[Opening Records for the exercise section]

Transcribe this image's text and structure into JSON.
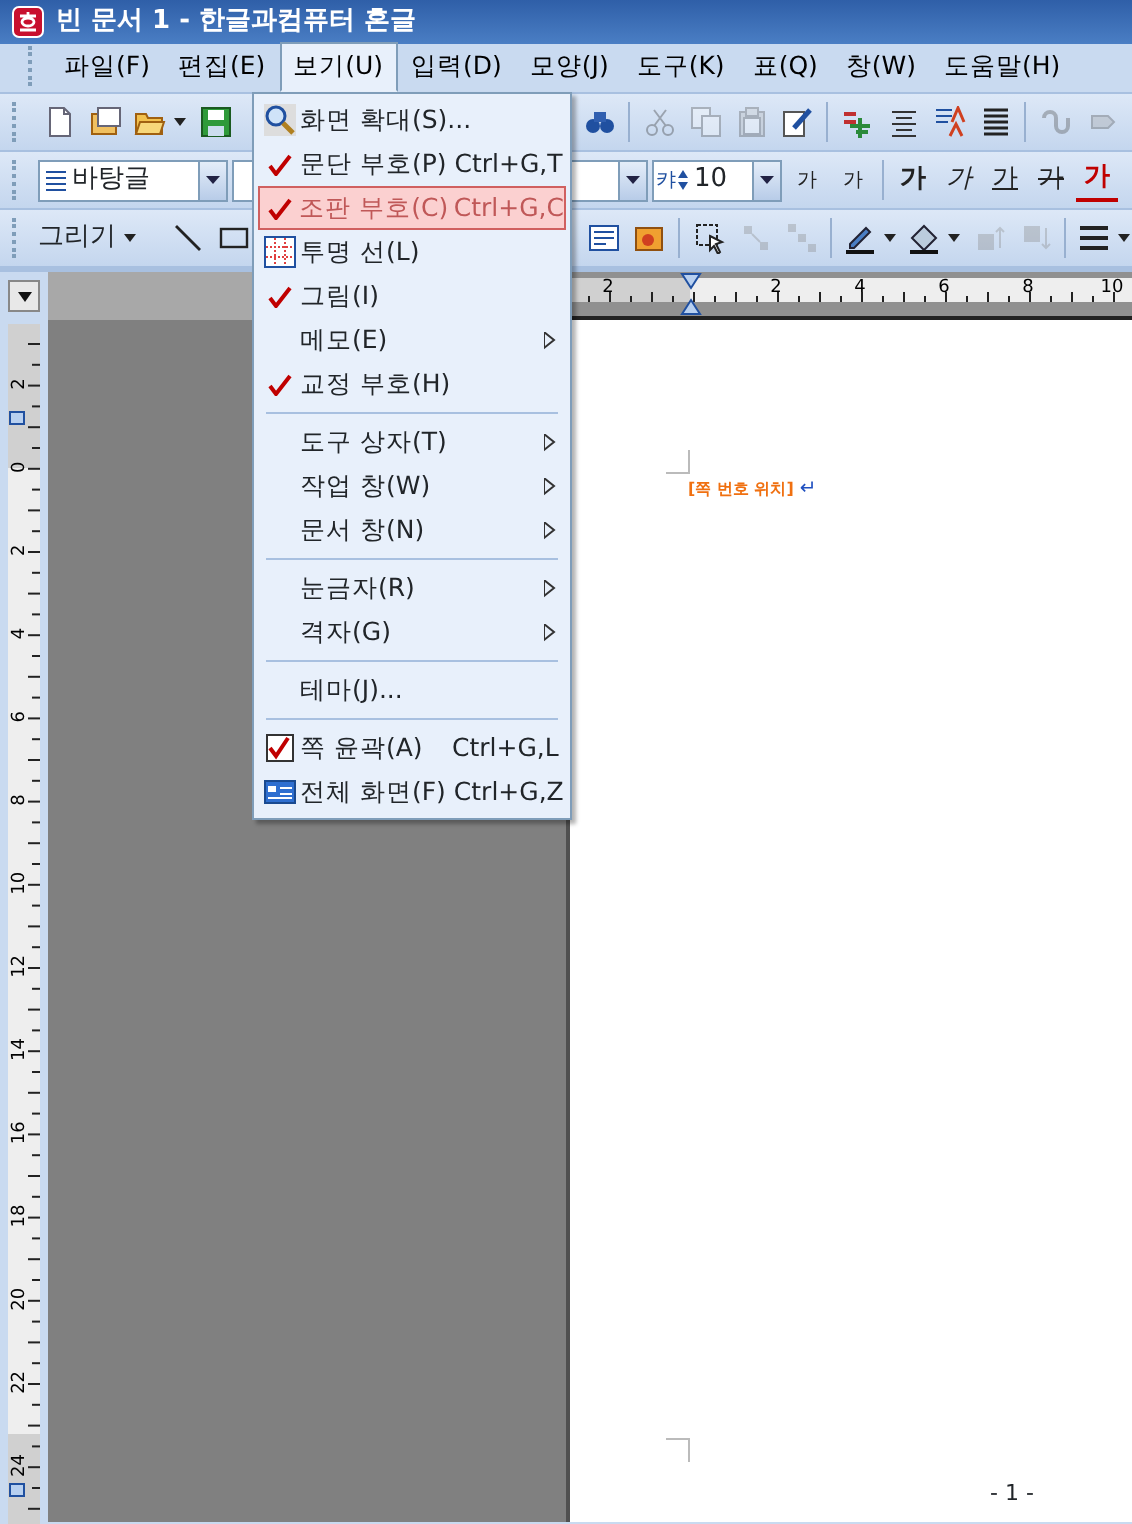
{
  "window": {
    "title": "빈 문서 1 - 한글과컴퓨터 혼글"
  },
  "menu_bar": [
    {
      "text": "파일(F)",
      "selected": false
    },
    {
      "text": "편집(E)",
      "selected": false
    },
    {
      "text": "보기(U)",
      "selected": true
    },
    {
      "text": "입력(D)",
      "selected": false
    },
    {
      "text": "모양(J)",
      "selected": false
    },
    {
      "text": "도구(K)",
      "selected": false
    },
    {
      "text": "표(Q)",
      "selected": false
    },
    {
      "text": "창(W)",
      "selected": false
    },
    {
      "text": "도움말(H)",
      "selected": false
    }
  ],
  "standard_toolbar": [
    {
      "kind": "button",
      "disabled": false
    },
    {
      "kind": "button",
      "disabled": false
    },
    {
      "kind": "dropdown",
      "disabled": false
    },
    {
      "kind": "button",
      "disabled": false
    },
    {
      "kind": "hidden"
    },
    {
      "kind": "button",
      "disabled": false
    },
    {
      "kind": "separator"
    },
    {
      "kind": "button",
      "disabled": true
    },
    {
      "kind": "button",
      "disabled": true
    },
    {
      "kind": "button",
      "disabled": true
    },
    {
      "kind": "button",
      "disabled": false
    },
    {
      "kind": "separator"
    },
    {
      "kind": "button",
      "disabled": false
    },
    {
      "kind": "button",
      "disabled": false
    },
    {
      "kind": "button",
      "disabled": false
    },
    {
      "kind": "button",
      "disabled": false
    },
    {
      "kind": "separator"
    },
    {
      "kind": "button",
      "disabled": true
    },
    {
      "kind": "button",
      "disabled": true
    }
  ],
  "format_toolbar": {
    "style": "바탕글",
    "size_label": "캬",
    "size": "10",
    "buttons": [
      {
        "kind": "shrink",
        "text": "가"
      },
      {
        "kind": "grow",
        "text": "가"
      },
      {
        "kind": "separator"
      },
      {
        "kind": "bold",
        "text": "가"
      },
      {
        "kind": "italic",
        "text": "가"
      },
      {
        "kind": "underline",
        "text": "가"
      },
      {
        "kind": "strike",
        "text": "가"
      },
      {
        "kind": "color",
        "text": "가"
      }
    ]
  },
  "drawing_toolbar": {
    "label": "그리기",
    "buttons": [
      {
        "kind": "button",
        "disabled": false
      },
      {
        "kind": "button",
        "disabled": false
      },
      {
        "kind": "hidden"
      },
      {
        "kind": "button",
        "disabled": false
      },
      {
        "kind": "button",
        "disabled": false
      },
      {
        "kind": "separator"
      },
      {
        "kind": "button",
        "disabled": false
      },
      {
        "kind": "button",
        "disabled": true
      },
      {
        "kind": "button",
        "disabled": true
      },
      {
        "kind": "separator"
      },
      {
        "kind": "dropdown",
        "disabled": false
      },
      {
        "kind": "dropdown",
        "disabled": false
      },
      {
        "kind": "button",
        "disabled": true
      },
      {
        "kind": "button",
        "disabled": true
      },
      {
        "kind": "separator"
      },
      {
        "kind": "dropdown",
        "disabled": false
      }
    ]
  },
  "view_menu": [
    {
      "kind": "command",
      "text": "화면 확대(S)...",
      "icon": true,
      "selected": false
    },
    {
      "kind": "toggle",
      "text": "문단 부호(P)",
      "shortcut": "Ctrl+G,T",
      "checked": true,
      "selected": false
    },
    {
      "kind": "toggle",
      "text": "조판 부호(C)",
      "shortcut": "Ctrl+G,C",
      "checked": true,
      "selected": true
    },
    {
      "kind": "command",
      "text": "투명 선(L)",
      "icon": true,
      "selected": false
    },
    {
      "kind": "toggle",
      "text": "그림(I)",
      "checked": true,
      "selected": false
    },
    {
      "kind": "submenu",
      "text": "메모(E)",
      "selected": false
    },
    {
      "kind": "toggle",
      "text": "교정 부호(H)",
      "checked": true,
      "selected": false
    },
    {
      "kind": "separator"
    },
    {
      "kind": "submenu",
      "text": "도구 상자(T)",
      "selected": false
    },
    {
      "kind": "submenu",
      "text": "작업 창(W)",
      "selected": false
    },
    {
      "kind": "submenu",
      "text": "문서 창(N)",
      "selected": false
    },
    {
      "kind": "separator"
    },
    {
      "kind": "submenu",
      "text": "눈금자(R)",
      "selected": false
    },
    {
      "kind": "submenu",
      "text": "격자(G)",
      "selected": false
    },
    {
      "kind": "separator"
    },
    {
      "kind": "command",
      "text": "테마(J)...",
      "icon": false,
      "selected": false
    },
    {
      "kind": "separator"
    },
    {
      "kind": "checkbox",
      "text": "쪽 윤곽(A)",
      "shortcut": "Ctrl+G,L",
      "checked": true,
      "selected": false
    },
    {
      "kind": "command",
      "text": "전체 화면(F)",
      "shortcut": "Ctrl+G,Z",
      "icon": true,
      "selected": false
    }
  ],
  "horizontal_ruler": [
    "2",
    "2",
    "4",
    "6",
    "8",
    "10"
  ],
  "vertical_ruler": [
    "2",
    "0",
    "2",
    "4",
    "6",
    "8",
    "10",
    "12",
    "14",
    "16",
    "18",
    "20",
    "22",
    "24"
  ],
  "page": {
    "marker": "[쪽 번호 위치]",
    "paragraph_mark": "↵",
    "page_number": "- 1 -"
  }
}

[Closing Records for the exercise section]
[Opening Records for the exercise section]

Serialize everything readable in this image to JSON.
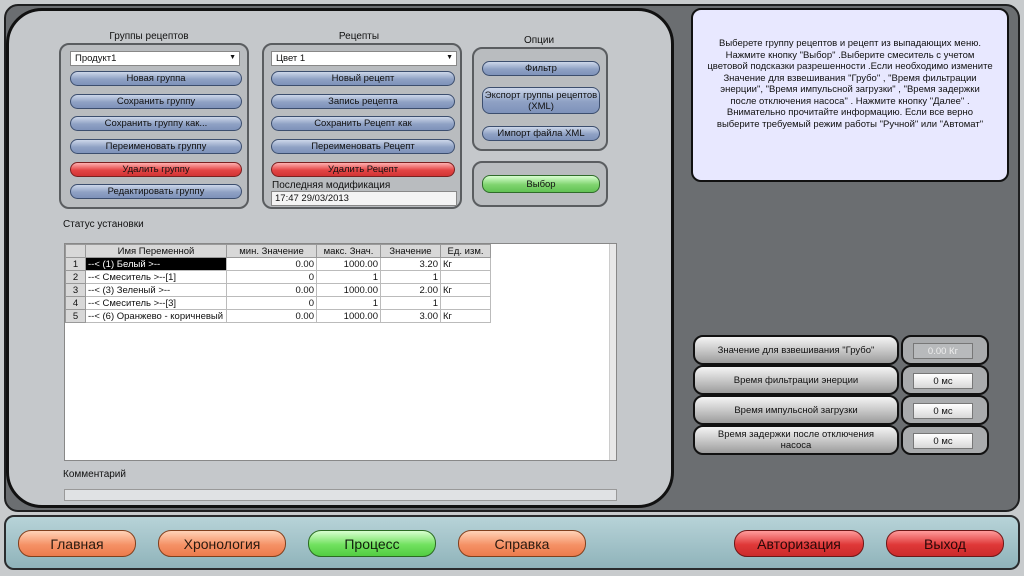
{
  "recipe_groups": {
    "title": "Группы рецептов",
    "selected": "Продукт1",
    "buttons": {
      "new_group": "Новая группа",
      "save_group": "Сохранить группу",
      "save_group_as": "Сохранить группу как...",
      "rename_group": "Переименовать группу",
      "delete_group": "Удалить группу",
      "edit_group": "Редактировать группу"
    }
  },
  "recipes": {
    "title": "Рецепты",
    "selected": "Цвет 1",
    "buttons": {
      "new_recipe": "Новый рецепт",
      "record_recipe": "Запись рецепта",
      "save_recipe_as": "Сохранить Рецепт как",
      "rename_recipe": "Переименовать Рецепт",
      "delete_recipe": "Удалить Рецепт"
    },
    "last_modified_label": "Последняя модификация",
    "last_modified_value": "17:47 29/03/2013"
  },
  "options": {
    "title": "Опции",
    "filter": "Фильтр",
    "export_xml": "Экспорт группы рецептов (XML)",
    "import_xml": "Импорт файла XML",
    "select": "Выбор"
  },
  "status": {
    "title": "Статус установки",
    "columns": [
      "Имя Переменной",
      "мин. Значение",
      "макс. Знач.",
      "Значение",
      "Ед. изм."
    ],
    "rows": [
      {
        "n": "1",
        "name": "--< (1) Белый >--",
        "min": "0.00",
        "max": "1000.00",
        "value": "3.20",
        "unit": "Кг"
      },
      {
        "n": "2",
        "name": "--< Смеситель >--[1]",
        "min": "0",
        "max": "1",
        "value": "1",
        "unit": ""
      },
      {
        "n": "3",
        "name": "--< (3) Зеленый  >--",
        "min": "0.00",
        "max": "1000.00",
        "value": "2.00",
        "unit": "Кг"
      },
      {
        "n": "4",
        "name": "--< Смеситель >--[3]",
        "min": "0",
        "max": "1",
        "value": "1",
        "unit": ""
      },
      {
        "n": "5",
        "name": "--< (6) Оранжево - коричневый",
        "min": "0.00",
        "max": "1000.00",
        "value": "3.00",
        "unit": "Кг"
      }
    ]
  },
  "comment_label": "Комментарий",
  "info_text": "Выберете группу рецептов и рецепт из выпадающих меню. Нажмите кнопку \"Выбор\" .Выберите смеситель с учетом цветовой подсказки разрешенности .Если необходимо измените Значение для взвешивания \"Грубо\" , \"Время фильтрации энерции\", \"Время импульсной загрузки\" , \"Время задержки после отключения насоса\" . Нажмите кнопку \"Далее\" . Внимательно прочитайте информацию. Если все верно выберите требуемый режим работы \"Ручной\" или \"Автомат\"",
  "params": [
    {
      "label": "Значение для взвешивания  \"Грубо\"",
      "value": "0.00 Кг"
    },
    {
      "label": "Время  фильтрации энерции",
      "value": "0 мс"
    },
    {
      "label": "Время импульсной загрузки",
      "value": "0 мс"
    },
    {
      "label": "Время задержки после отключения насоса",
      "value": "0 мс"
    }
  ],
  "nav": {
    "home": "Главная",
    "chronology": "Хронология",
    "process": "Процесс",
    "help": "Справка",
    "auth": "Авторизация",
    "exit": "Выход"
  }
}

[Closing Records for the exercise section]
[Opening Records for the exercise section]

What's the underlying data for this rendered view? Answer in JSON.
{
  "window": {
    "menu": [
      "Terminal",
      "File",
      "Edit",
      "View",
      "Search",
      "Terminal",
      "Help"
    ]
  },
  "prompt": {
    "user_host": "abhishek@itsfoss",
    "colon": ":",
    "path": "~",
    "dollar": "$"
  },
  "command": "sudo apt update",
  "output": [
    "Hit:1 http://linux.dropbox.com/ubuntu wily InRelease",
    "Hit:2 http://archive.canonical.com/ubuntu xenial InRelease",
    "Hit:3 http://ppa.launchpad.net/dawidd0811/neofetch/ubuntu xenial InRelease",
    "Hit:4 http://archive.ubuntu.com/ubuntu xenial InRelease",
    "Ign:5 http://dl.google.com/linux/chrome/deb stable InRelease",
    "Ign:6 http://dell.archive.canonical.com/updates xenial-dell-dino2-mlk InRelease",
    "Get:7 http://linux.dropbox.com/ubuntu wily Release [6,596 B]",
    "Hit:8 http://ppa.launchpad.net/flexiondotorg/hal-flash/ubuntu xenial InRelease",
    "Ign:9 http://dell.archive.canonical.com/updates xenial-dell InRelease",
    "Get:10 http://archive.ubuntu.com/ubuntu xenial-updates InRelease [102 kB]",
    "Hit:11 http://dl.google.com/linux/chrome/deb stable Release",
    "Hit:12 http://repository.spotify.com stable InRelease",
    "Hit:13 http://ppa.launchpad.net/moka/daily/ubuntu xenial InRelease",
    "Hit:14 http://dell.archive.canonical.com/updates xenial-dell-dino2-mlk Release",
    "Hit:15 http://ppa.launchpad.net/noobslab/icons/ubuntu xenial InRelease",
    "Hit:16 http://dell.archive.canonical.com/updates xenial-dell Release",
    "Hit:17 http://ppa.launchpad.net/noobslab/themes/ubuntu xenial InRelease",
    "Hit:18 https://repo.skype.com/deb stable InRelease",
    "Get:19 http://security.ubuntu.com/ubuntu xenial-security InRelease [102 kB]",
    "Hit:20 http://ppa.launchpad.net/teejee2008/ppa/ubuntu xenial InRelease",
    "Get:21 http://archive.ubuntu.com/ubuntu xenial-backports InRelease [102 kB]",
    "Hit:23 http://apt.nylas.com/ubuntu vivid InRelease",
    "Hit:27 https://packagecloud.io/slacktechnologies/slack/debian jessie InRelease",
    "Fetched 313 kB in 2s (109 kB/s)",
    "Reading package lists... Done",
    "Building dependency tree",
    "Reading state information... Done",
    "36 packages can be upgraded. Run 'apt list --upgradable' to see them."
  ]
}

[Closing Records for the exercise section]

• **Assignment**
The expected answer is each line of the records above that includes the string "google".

• **Result below**
    "Ign:5 http://dl.google.com/linux/chrome/deb stable InRelease",
    "Hit:11 http://dl.google.com/linux/chrome/deb stable Release",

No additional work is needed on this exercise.